## THE PROBLEM
The entries are to be duplicated exactly, with nothing left out.

##### SUPPLIED ENTRIES

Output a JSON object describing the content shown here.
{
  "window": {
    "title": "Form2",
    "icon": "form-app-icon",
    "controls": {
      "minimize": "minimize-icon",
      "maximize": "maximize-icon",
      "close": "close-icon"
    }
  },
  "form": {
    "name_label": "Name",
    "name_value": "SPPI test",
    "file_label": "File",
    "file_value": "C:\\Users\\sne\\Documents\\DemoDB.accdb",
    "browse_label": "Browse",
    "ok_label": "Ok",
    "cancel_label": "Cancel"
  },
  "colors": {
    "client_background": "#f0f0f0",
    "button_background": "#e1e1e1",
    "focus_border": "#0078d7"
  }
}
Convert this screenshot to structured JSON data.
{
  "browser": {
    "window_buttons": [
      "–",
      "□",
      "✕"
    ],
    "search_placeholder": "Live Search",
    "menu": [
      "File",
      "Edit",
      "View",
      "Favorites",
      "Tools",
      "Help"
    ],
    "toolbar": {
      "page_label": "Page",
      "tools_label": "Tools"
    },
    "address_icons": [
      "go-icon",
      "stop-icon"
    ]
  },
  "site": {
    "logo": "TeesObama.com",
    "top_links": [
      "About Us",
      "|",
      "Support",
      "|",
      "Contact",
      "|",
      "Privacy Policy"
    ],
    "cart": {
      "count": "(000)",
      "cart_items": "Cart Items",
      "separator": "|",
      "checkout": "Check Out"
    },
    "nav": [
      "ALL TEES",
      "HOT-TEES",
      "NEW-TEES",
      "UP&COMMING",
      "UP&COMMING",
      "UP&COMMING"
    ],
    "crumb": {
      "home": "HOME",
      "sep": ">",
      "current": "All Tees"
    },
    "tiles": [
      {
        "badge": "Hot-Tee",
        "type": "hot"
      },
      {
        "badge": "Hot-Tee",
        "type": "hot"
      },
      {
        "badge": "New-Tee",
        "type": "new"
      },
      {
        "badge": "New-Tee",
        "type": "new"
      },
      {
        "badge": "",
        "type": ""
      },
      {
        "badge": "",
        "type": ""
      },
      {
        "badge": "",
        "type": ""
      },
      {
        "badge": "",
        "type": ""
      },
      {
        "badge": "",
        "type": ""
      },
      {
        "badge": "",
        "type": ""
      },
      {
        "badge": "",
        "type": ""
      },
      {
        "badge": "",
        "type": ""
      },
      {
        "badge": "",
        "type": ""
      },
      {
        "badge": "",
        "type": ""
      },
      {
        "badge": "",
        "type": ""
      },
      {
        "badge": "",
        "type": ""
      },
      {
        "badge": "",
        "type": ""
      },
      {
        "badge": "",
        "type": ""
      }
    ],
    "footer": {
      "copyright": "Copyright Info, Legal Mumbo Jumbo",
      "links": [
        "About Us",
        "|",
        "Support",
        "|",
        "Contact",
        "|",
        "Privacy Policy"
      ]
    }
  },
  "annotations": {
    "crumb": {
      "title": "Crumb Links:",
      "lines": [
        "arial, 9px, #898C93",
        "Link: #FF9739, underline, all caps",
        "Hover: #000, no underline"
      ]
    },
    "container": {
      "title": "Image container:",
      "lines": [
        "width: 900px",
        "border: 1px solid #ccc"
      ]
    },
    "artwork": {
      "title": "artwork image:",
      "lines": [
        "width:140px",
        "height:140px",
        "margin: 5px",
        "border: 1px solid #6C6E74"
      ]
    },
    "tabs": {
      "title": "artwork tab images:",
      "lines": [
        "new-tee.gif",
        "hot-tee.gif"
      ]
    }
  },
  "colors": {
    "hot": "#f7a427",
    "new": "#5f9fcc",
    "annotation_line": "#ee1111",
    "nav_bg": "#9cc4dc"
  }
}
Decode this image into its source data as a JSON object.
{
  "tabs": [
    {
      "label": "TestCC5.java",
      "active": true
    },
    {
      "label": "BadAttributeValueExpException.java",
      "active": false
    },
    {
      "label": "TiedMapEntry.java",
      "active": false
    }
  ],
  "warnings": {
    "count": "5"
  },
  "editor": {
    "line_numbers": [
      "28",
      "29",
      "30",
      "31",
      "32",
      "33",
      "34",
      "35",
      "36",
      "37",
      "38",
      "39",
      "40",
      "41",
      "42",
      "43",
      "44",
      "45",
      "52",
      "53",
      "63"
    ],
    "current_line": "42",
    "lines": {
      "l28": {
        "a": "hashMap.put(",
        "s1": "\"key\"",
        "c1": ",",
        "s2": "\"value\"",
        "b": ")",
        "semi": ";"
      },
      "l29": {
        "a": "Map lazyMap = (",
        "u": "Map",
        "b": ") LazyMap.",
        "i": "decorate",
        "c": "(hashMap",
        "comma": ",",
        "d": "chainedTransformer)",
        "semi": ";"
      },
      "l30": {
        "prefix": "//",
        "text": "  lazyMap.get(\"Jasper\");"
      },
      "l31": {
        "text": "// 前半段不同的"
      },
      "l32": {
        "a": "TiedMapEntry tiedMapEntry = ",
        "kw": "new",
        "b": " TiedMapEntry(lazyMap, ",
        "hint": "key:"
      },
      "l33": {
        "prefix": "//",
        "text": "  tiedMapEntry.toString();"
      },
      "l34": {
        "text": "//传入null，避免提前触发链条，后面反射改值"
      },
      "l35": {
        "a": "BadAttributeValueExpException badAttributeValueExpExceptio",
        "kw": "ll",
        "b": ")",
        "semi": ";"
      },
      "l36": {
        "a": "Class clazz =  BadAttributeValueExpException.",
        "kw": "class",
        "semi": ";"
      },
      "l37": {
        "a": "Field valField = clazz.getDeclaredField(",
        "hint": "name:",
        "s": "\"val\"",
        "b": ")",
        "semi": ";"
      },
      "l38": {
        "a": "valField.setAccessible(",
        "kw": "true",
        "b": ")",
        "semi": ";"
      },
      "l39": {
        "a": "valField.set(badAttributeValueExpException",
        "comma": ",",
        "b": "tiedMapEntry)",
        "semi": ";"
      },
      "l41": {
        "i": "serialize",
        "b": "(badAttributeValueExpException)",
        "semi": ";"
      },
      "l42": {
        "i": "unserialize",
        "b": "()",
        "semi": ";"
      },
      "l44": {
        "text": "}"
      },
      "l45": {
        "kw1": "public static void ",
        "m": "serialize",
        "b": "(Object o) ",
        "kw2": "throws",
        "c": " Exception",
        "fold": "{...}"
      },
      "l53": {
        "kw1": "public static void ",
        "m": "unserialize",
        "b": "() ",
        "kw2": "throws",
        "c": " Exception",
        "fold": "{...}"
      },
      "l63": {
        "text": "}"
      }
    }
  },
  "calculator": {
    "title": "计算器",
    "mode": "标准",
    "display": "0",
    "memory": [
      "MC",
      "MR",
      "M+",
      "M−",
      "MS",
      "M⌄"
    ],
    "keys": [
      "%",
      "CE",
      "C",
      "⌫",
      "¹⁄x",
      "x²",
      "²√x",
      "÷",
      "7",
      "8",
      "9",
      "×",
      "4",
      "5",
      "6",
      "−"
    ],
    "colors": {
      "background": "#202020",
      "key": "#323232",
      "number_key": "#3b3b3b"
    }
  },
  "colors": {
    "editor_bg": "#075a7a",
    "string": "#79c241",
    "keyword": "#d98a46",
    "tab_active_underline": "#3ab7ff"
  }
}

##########

## EXPECTED ANSWER
Output a JSON object describing the content shown here.
{
  "window": {
    "title": "Form2",
    "icon": "form-app-icon",
    "controls": {
      "minimize": "minimize-icon",
      "maximize": "maximize-icon",
      "close": "close-icon"
    }
  },
  "form": {
    "name_label": "Name",
    "name_value": "SPPI test",
    "file_label": "File",
    "file_value": "C:\\Users\\sne\\Documents\\DemoDB.accdb",
    "browse_label": "Browse",
    "ok_label": "Ok",
    "cancel_label": "Cancel"
  },
  "colors": {
    "client_background": "#f0f0f0",
    "button_background": "#e1e1e1",
    "focus_border": "#0078d7"
  }
}
Convert this screenshot to structured JSON data.
{
  "browser": {
    "window_buttons": [
      "–",
      "□",
      "✕"
    ],
    "search_placeholder": "Live Search",
    "menu": [
      "File",
      "Edit",
      "View",
      "Favorites",
      "Tools",
      "Help"
    ],
    "toolbar": {
      "page_label": "Page",
      "tools_label": "Tools"
    },
    "address_icons": [
      "go-icon",
      "stop-icon"
    ]
  },
  "site": {
    "logo": "TeesObama.com",
    "top_links": [
      "About Us",
      "|",
      "Support",
      "|",
      "Contact",
      "|",
      "Privacy Policy"
    ],
    "cart": {
      "count": "(000)",
      "cart_items": "Cart Items",
      "separator": "|",
      "checkout": "Check Out"
    },
    "nav": [
      "ALL TEES",
      "HOT-TEES",
      "NEW-TEES",
      "UP&COMMING",
      "UP&COMMING",
      "UP&COMMING"
    ],
    "crumb": {
      "home": "HOME",
      "sep": ">",
      "current": "All Tees"
    },
    "tiles": [
      {
        "badge": "Hot-Tee",
        "type": "hot"
      },
      {
        "badge": "Hot-Tee",
        "type": "hot"
      },
      {
        "badge": "New-Tee",
        "type": "new"
      },
      {
        "badge": "New-Tee",
        "type": "new"
      },
      {
        "badge": "",
        "type": ""
      },
      {
        "badge": "",
        "type": ""
      },
      {
        "badge": "",
        "type": ""
      },
      {
        "badge": "",
        "type": ""
      },
      {
        "badge": "",
        "type": ""
      },
      {
        "badge": "",
        "type": ""
      },
      {
        "badge": "",
        "type": ""
      },
      {
        "badge": "",
        "type": ""
      },
      {
        "badge": "",
        "type": ""
      },
      {
        "badge": "",
        "type": ""
      },
      {
        "badge": "",
        "type": ""
      },
      {
        "badge": "",
        "type": ""
      },
      {
        "badge": "",
        "type": ""
      },
      {
        "badge": "",
        "type": ""
      }
    ],
    "footer": {
      "copyright": "Copyright Info, Legal Mumbo Jumbo",
      "links": [
        "About Us",
        "|",
        "Support",
        "|",
        "Contact",
        "|",
        "Privacy Policy"
      ]
    }
  },
  "annotations": {
    "crumb": {
      "title": "Crumb Links:",
      "lines": [
        "arial, 9px, #898C93",
        "Link: #FF9739, underline, all caps",
        "Hover: #000, no underline"
      ]
    },
    "container": {
      "title": "Image container:",
      "lines": [
        "width: 900px",
        "border: 1px solid #ccc"
      ]
    },
    "artwork": {
      "title": "artwork image:",
      "lines": [
        "width:140px",
        "height:140px",
        "margin: 5px",
        "border: 1px solid #6C6E74"
      ]
    },
    "tabs": {
      "title": "artwork tab images:",
      "lines": [
        "new-tee.gif",
        "hot-tee.gif"
      ]
    }
  },
  "colors": {
    "hot": "#f7a427",
    "new": "#5f9fcc",
    "annotation_line": "#ee1111",
    "nav_bg": "#9cc4dc"
  }
}
Decode this image into its source data as a JSON object.
{
  "tabs": [
    {
      "label": "TestCC5.java",
      "active": true
    },
    {
      "label": "BadAttributeValueExpException.java",
      "active": false
    },
    {
      "label": "TiedMapEntry.java",
      "active": false
    }
  ],
  "warnings": {
    "count": "5"
  },
  "editor": {
    "line_numbers": [
      "28",
      "29",
      "30",
      "31",
      "32",
      "33",
      "34",
      "35",
      "36",
      "37",
      "38",
      "39",
      "40",
      "41",
      "42",
      "43",
      "44",
      "45",
      "52",
      "53",
      "63"
    ],
    "current_line": "42",
    "lines": {
      "l28": {
        "a": "hashMap.put(",
        "s1": "\"key\"",
        "c1": ",",
        "s2": "\"value\"",
        "b": ")",
        "semi": ";"
      },
      "l29": {
        "a": "Map lazyMap = (",
        "u": "Map",
        "b": ") LazyMap.",
        "i": "decorate",
        "c": "(hashMap",
        "comma": ",",
        "d": "chainedTransformer)",
        "semi": ";"
      },
      "l30": {
        "prefix": "//",
        "text": "  lazyMap.get(\"Jasper\");"
      },
      "l31": {
        "text": "// 前半段不同的"
      },
      "l32": {
        "a": "TiedMapEntry tiedMapEntry = ",
        "kw": "new",
        "b": " TiedMapEntry(lazyMap, ",
        "hint": "key:"
      },
      "l33": {
        "prefix": "//",
        "text": "  tiedMapEntry.toString();"
      },
      "l34": {
        "text": "//传入null，避免提前触发链条，后面反射改值"
      },
      "l35": {
        "a": "BadAttributeValueExpException badAttributeValueExpExceptio",
        "kw": "ll",
        "b": ")",
        "semi": ";"
      },
      "l36": {
        "a": "Class clazz =  BadAttributeValueExpException.",
        "kw": "class",
        "semi": ";"
      },
      "l37": {
        "a": "Field valField = clazz.getDeclaredField(",
        "hint": "name:",
        "s": "\"val\"",
        "b": ")",
        "semi": ";"
      },
      "l38": {
        "a": "valField.setAccessible(",
        "kw": "true",
        "b": ")",
        "semi": ";"
      },
      "l39": {
        "a": "valField.set(badAttributeValueExpException",
        "comma": ",",
        "b": "tiedMapEntry)",
        "semi": ";"
      },
      "l41": {
        "i": "serialize",
        "b": "(badAttributeValueExpException)",
        "semi": ";"
      },
      "l42": {
        "i": "unserialize",
        "b": "()",
        "semi": ";"
      },
      "l44": {
        "text": "}"
      },
      "l45": {
        "kw1": "public static void ",
        "m": "serialize",
        "b": "(Object o) ",
        "kw2": "throws",
        "c": " Exception",
        "fold": "{...}"
      },
      "l53": {
        "kw1": "public static void ",
        "m": "unserialize",
        "b": "() ",
        "kw2": "throws",
        "c": " Exception",
        "fold": "{...}"
      },
      "l63": {
        "text": "}"
      }
    }
  },
  "calculator": {
    "title": "计算器",
    "mode": "标准",
    "display": "0",
    "memory": [
      "MC",
      "MR",
      "M+",
      "M−",
      "MS",
      "M⌄"
    ],
    "keys": [
      "%",
      "CE",
      "C",
      "⌫",
      "¹⁄x",
      "x²",
      "²√x",
      "÷",
      "7",
      "8",
      "9",
      "×",
      "4",
      "5",
      "6",
      "−"
    ],
    "colors": {
      "background": "#202020",
      "key": "#323232",
      "number_key": "#3b3b3b"
    }
  },
  "colors": {
    "editor_bg": "#075a7a",
    "string": "#79c241",
    "keyword": "#d98a46",
    "tab_active_underline": "#3ab7ff"
  }
}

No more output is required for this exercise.